Capitol Hill analysts blame good old-fashioned politics for Republican complaints that the Congressional Budget Office is using fuzzy math to fuel the fire of Democrats seeking to cast aspersions on the Bush tax cut package.
Sources confirm for Fox News that Rep. Jim Nussle, R-Iowa, chairman of the House Budget Committee, said “the CBO sucks, and you can quote me on that,” in a closed-door GOP leadership meeting two weeks ago.
Sources said the congressman was referring to the agency’s release of an updated analysis of the farm bill, which showed much higher costs than an earlier, higher scoring report. The problem, they said, was the second analysis came after the House already voted on the bill and before the Democratic-led Senate had a chance to do so.
“I think at the time his frustration had gone up a little,” said Brenna Hapes, a spokeswoman for Nussle, who played down reports that Nussle had scheduled a budget oversight hearing on the CBO to attack the agency.
Though the farm bill passed both chambers and has been signed into law, sources inside the meeting said most of the frustration stemmed from the fact that Nussle was not notified by his staff that the updated analysis was coming. All agree, however, that the chairman was clearly angry.
The CBO was created by the Congressional Budget and Impoundment Control Act of 1974 to act as a nonpartisan research and analysis provider for economic and budget policy. ITs recent reports suggest smaller economic growth and surplus estimates and larger deficits than White House projections, which the House has preferred to use as it moves through tax and budget negotiations this year.
Rep. Paul Ryan, R-Wis., a member of the House Ways and Means Committee, told Roll Call that the reason for that is CBO’s use of a “static” economic model, which does not take into account the long-term benefits of tax cuts on the economy, as well as other “dynamic” factors that would reflect consumer spending activity and production resulting from tax relief.
“It’s not like we’re trying to get them to cook the books in our direction,” Ryan said. “We simply are seeking the truth: a better illustration of what is reality.”
But Democrats say the GOP can’t have it both ways – during the Clinton administration, they were happy to use CBO numbers, which were more conservative, while knocking forecasts by the White House's Office of Management and Budget.
“During the Clinton administration, the Republicans thought the CBO numbers were holier than thou,” complained one Democratic aide who did not want to be named.
“Under Bush, there has been a reverse of that. But poo-pooing it because they won’t meet your political agenda is bad policy if anything else,” he added.
Rep. Ken Bentsen, D-Texas, a member of the Budget Committee, agreed. “The Republicans are upset because there is volatility, which is appropriate, but they’re also upset because the numbers don’t come up the way they want them to come out.”
“There has always been battles among the Congress and Executive Branch over whether to use the CBO or the OMB,” he added.
Earlier this year, Republicans showed their exasperation when CBO Director Dan Crippen made public statements linking the dwindling surplus to President Bush's $1.35 trillion tax cut, which extends over a 10-year period and has so far been manifested in $300 billion in rebate checks that went out to most taxpayers last year.
Crippen was appointed three years ago by then-Budget Committee Chairman Sen. Pete Domenici, R-N.M, despite the fact that he was not a favorite among fiscal conservatives in the Republican Party.
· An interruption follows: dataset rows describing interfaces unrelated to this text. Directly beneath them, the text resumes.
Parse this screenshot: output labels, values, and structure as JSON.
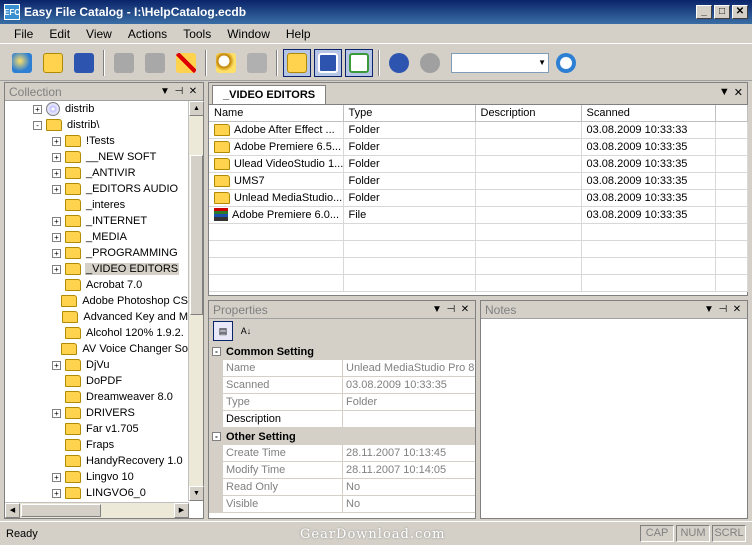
{
  "window": {
    "title": "Easy File Catalog - I:\\HelpCatalog.ecdb",
    "app_icon": "EFC",
    "minimize": "_",
    "maximize": "□",
    "close": "✕"
  },
  "menu": [
    "File",
    "Edit",
    "View",
    "Actions",
    "Tools",
    "Window",
    "Help"
  ],
  "toolbar": {
    "search_value": "",
    "icons": [
      "new-catalog-icon",
      "open-icon",
      "save-icon",
      "add-disk-icon",
      "add-folder-icon",
      "delete-icon",
      "find-icon",
      "rename-icon",
      "browse-icon",
      "info-panel-icon",
      "notes-icon",
      "info-icon",
      "help-icon",
      "search-icon"
    ]
  },
  "collection": {
    "title": "Collection",
    "items": [
      {
        "label": "distrib",
        "type": "disc",
        "expander": "+",
        "indent": 0
      },
      {
        "label": "distrib\\",
        "type": "folder",
        "expander": "-",
        "indent": 0
      },
      {
        "label": "!Tests",
        "type": "folder",
        "expander": "+",
        "indent": 1
      },
      {
        "label": "__NEW SOFT",
        "type": "folder",
        "expander": "+",
        "indent": 1
      },
      {
        "label": "_ANTIVIR",
        "type": "folder",
        "expander": "+",
        "indent": 1
      },
      {
        "label": "_EDITORS AUDIO",
        "type": "folder",
        "expander": "+",
        "indent": 1
      },
      {
        "label": "_interes",
        "type": "folder",
        "expander": "",
        "indent": 1
      },
      {
        "label": "_INTERNET",
        "type": "folder",
        "expander": "+",
        "indent": 1
      },
      {
        "label": "_MEDIA",
        "type": "folder",
        "expander": "+",
        "indent": 1
      },
      {
        "label": "_PROGRAMMING",
        "type": "folder",
        "expander": "+",
        "indent": 1
      },
      {
        "label": "_VIDEO EDITORS",
        "type": "folder",
        "expander": "+",
        "indent": 1,
        "selected": true
      },
      {
        "label": "Acrobat 7.0",
        "type": "folder",
        "expander": "",
        "indent": 1
      },
      {
        "label": "Adobe Photoshop CS",
        "type": "folder",
        "expander": "",
        "indent": 1
      },
      {
        "label": "Advanced Key and M",
        "type": "folder",
        "expander": "",
        "indent": 1
      },
      {
        "label": "Alcohol 120% 1.9.2.",
        "type": "folder",
        "expander": "",
        "indent": 1
      },
      {
        "label": "AV Voice Changer So",
        "type": "folder",
        "expander": "",
        "indent": 1
      },
      {
        "label": "DjVu",
        "type": "folder",
        "expander": "+",
        "indent": 1
      },
      {
        "label": "DoPDF",
        "type": "folder",
        "expander": "",
        "indent": 1
      },
      {
        "label": "Dreamweaver 8.0",
        "type": "folder",
        "expander": "",
        "indent": 1
      },
      {
        "label": "DRIVERS",
        "type": "folder",
        "expander": "+",
        "indent": 1
      },
      {
        "label": "Far v1.705",
        "type": "folder",
        "expander": "",
        "indent": 1
      },
      {
        "label": "Fraps",
        "type": "folder",
        "expander": "",
        "indent": 1
      },
      {
        "label": "HandyRecovery 1.0",
        "type": "folder",
        "expander": "",
        "indent": 1
      },
      {
        "label": "Lingvo 10",
        "type": "folder",
        "expander": "+",
        "indent": 1
      },
      {
        "label": "LINGVO6_0",
        "type": "folder",
        "expander": "+",
        "indent": 1
      }
    ]
  },
  "file_panel": {
    "tab": "_VIDEO EDITORS",
    "columns": [
      "Name",
      "Type",
      "Description",
      "Scanned"
    ],
    "rows": [
      {
        "name": "Adobe After Effect ...",
        "type": "Folder",
        "description": "",
        "scanned": "03.08.2009 10:33:33",
        "icon": "folder"
      },
      {
        "name": "Adobe Premiere 6.5...",
        "type": "Folder",
        "description": "",
        "scanned": "03.08.2009 10:33:35",
        "icon": "folder"
      },
      {
        "name": "Ulead VideoStudio 1...",
        "type": "Folder",
        "description": "",
        "scanned": "03.08.2009 10:33:35",
        "icon": "folder"
      },
      {
        "name": "UMS7",
        "type": "Folder",
        "description": "",
        "scanned": "03.08.2009 10:33:35",
        "icon": "folder"
      },
      {
        "name": "Unlead MediaStudio...",
        "type": "Folder",
        "description": "",
        "scanned": "03.08.2009 10:33:35",
        "icon": "folder"
      },
      {
        "name": "Adobe Premiere 6.0...",
        "type": "File",
        "description": "",
        "scanned": "03.08.2009 10:33:35",
        "icon": "file"
      }
    ]
  },
  "properties": {
    "title": "Properties",
    "sort_category_label": "▤",
    "sort_alpha_label": "A↓",
    "categories": [
      {
        "name": "Common Setting",
        "rows": [
          {
            "name": "Name",
            "value": "Unlead MediaStudio Pro 8",
            "dark": false
          },
          {
            "name": "Scanned",
            "value": "03.08.2009 10:33:35",
            "dark": false
          },
          {
            "name": "Type",
            "value": "Folder",
            "dark": false
          },
          {
            "name": "Description",
            "value": "",
            "dark": true
          }
        ]
      },
      {
        "name": "Other Setting",
        "rows": [
          {
            "name": "Create Time",
            "value": "28.11.2007 10:13:45",
            "dark": false
          },
          {
            "name": "Modify Time",
            "value": "28.11.2007 10:14:05",
            "dark": false
          },
          {
            "name": "Read Only",
            "value": "No",
            "dark": false
          },
          {
            "name": "Visible",
            "value": "No",
            "dark": false
          }
        ]
      }
    ]
  },
  "notes": {
    "title": "Notes"
  },
  "status": {
    "text": "Ready",
    "indicators": [
      "CAP",
      "NUM",
      "SCRL"
    ]
  },
  "watermark": "GearDownload.com",
  "colors": {
    "title_bar": "#0a246a",
    "folder": "#ffd34d",
    "panel": "#d4d0c8"
  }
}
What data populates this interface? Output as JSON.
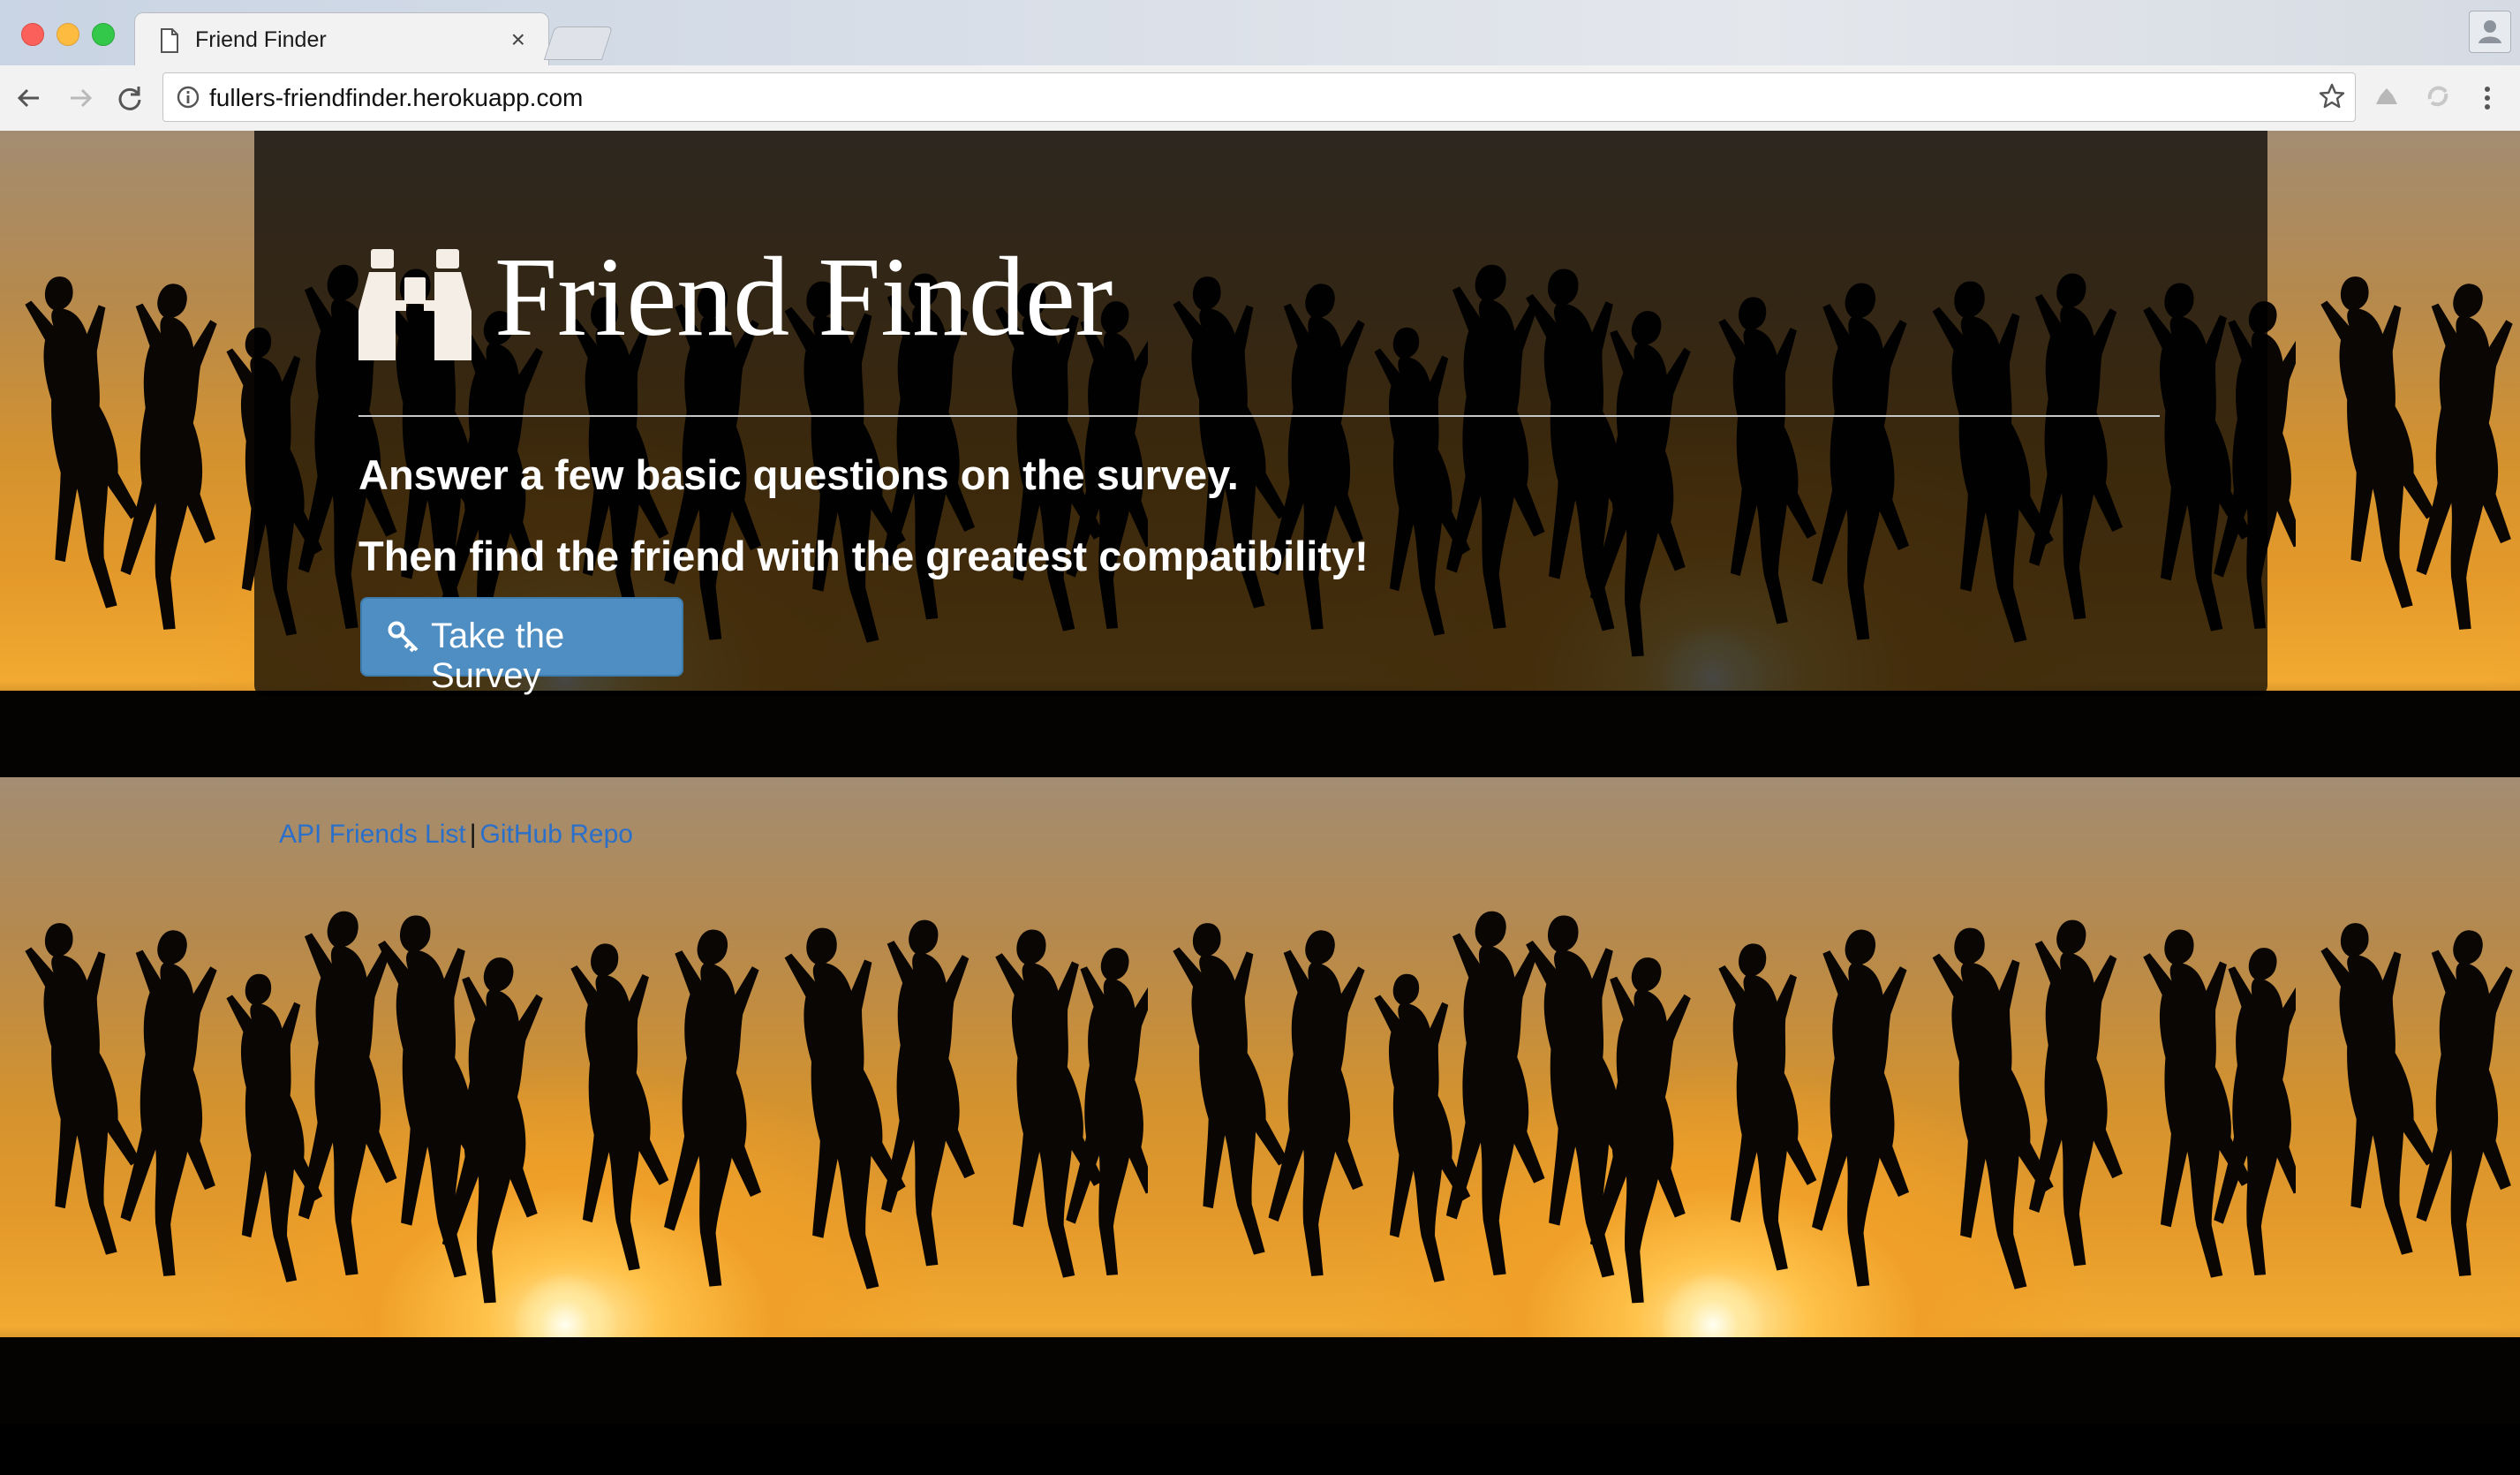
{
  "browser": {
    "tab_title": "Friend Finder",
    "tab_close": "×",
    "url": "fullers-friendfinder.herokuapp.com"
  },
  "hero": {
    "brand": "Friend Finder",
    "line1": "Answer a few basic questions on the survey.",
    "line2": "Then find the friend with the greatest compatibility!",
    "button_label": "Take the Survey"
  },
  "footer": {
    "link_api": "API Friends List",
    "separator": "|",
    "link_github": "GitHub Repo"
  },
  "icons": {
    "tab": "document-icon",
    "back": "back-arrow-icon",
    "forward": "forward-arrow-icon",
    "reload": "reload-icon",
    "site_info": "info-icon",
    "bookmark": "star-icon",
    "brand": "binoculars-icon",
    "button": "key-icon"
  },
  "colors": {
    "button": "#4f8ec2",
    "link": "#2a6fc9",
    "jumbotron": "rgba(0,0,0,0.72)"
  }
}
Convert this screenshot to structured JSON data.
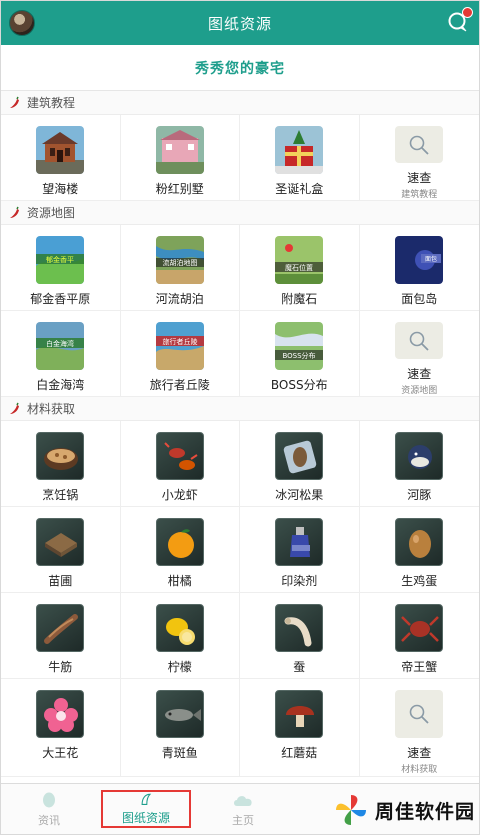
{
  "header": {
    "title": "图纸资源"
  },
  "banner": {
    "text": "秀秀您的豪宅"
  },
  "sections": [
    {
      "label": "建筑教程",
      "items": [
        {
          "name": "望海楼",
          "icon": "building-tower-thumbnail"
        },
        {
          "name": "粉红别墅",
          "icon": "pink-villa-thumbnail"
        },
        {
          "name": "圣诞礼盒",
          "icon": "christmas-box-thumbnail"
        },
        {
          "name": "速查",
          "sub": "建筑教程",
          "icon": "search-icon"
        }
      ]
    },
    {
      "label": "资源地图",
      "items": [
        {
          "name": "郁金香平原",
          "icon": "map-thumbnail",
          "overlay": "郁金香平"
        },
        {
          "name": "河流胡泊",
          "icon": "map-thumbnail",
          "overlay": "流胡泊地图"
        },
        {
          "name": "附魔石",
          "icon": "map-thumbnail",
          "overlay": "魔石位置"
        },
        {
          "name": "面包岛",
          "icon": "map-thumbnail",
          "overlay": "面包"
        },
        {
          "name": "白金海湾",
          "icon": "map-thumbnail",
          "overlay": "白金海湾"
        },
        {
          "name": "旅行者丘陵",
          "icon": "map-thumbnail",
          "overlay": "旅行者丘陵"
        },
        {
          "name": "BOSS分布",
          "icon": "map-thumbnail",
          "overlay": "BOSS分布"
        },
        {
          "name": "速查",
          "sub": "资源地图",
          "icon": "search-icon"
        }
      ]
    },
    {
      "label": "材料获取",
      "items": [
        {
          "name": "烹饪锅",
          "icon": "cooking-pot-icon"
        },
        {
          "name": "小龙虾",
          "icon": "crayfish-icon"
        },
        {
          "name": "冰河松果",
          "icon": "pinecone-icon"
        },
        {
          "name": "河豚",
          "icon": "pufferfish-icon"
        },
        {
          "name": "苗圃",
          "icon": "nursery-icon"
        },
        {
          "name": "柑橘",
          "icon": "orange-icon"
        },
        {
          "name": "印染剂",
          "icon": "dye-bottle-icon"
        },
        {
          "name": "生鸡蛋",
          "icon": "egg-icon"
        },
        {
          "name": "牛筋",
          "icon": "tendon-icon"
        },
        {
          "name": "柠檬",
          "icon": "lemon-icon"
        },
        {
          "name": "蚕",
          "icon": "silkworm-icon"
        },
        {
          "name": "帝王蟹",
          "icon": "king-crab-icon"
        },
        {
          "name": "大王花",
          "icon": "rafflesia-icon"
        },
        {
          "name": "青斑鱼",
          "icon": "grouper-icon"
        },
        {
          "name": "红蘑菇",
          "icon": "red-mushroom-icon"
        },
        {
          "name": "速查",
          "sub": "材料获取",
          "icon": "search-icon"
        }
      ]
    }
  ],
  "tabs": [
    {
      "label": "资讯",
      "active": false
    },
    {
      "label": "图纸资源",
      "active": true
    },
    {
      "label": "主页",
      "active": false
    }
  ],
  "watermark": {
    "text": "周佳软件园"
  },
  "colors": {
    "primary": "#1e9e8c",
    "highlight": "#e53935",
    "badge": "#e53935"
  }
}
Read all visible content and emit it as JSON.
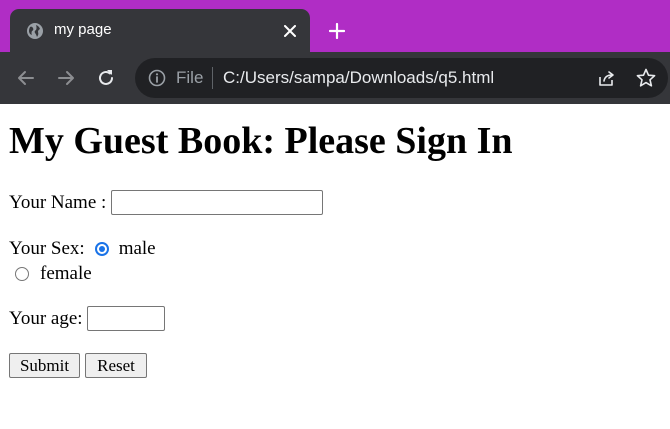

CBO officials declined comment for this story.
In March, the CBO projected a $121 billion deficit next year — $40 billion more than Bush forecast, blaming the tax cuts, spending increases for defense, homeland security and increased spending. Democrats quickly incorporated the report into their arguments against rolling out more of the tax cut.
Also, where the White House has projected $1 trillion in surpluses starting in 2005, the CBO sees much less, like in the $681 billion range.
Most acknowledge that the differences between the two reports, as well as the two parties, can be traced back to economic philosophy and disputes over how estimates are factored.
“I think they continue to ignore the basic lessons of how a well-designed tax cut can benefit Americans and its not just a matter of tallying up benefit losses that a 20-year bureaucrat has been carrying around throughout his entire career,” charged Pete Sepp, a spokesman for the American Taxpayers Union.
Recent hearings by both the Budget and House Ways and Means Committee sought to air those differences, but there have been no suggestions that the system ought to change anytime soon.
“There is a recognition that economic forecasts are never going to be perfect,” said Hapes. “(Nussle) realizes that (CBO) is sometimes unfairly singled out as a lightening rod. But there is no reason to believe it cannot be improved.”
Kevin Hassett, a resident scholar with the American Enterprise Institute, suggested in the May 2 budget hearing that a more independent body be set up for fiscal policy decisions, based on the Federal Reserve’s professional staff.
“Such a measure may significantly reduce the chance that political influence could have an impact on the analysis of the economic staff,” he said, “and might also restrain the tendency for the economic analysis to be tied to unrealistic projections of future policies, as is now sometimes the case.”